He’s been seduced to the core insight of this book: “Woman as God—a Divine Bobbin wound by centuries of distortion, sexual repression and discrimination, paralyzed and de-eroticized by a patriarchal religion that for centuries has robbed her of her femininity by bogus practices of sentimental, fatalistic, fanatical and pietistic rituals to hide Her True Nature.”
Ricardo could only kneel in prayer but next comes a twist—he must defend Chinita from rape by the neighborhood Bhoy. Knocked to the ground by the hoodlum’s guard while his boss proceeds to rape Chinita, out comes the Latin crucifix Caceres wears close to his chest. Ferociously thrusting the Cross at Bhoy, the meek and mild professor cries out, “Vexilla Regis Prodeunt! Vexilla Regis Prodeunt! Blood of Christ, save us. Deliver us from evil, Lord!” Lo and behold! These words from a Good Friday hymn on the mystery of the Cross drives hoodlum and guard scampering away.
Aureus drifted away from the Catholic Church after the seminary, turned theosophist and converted to Tibetan Buddhism rooted in the Hindu gods of Nature, the introduction tells us. So how did two diametrically opposed cultures suddenly merge in Ricardo Caceres’ crisis? Only a mystical soul like the author can tell.
Caceres’ brief vision of Mother God lights the world to what else a mystic suffers under a Church tradition trying to tame Nature’s forces by calling them “sin.” In his other stories Aureus portrays how easily this turns to cruelty when it responds to real-life suffering with lifeless dogma.

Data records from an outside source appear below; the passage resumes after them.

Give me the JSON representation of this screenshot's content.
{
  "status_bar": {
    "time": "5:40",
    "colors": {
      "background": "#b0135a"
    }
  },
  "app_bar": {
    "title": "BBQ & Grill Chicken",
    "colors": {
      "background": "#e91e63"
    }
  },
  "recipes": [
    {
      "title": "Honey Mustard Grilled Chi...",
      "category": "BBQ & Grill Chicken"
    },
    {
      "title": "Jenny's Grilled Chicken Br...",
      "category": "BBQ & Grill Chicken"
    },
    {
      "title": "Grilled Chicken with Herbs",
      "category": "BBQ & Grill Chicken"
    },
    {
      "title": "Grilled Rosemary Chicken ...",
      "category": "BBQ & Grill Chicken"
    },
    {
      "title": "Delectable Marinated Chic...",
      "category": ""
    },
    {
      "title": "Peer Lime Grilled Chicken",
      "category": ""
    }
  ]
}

It speaks well of the Jesuits of Ateneo de Naga University Press who published this book antithetical to their patriarchal culture only a decade after the quadricentennial of Naga’s Christianization. In the end “Nagueños” opens a door to instinctive remembrance of divine reality far older than Christianity in these islands. —CONTRIBUTED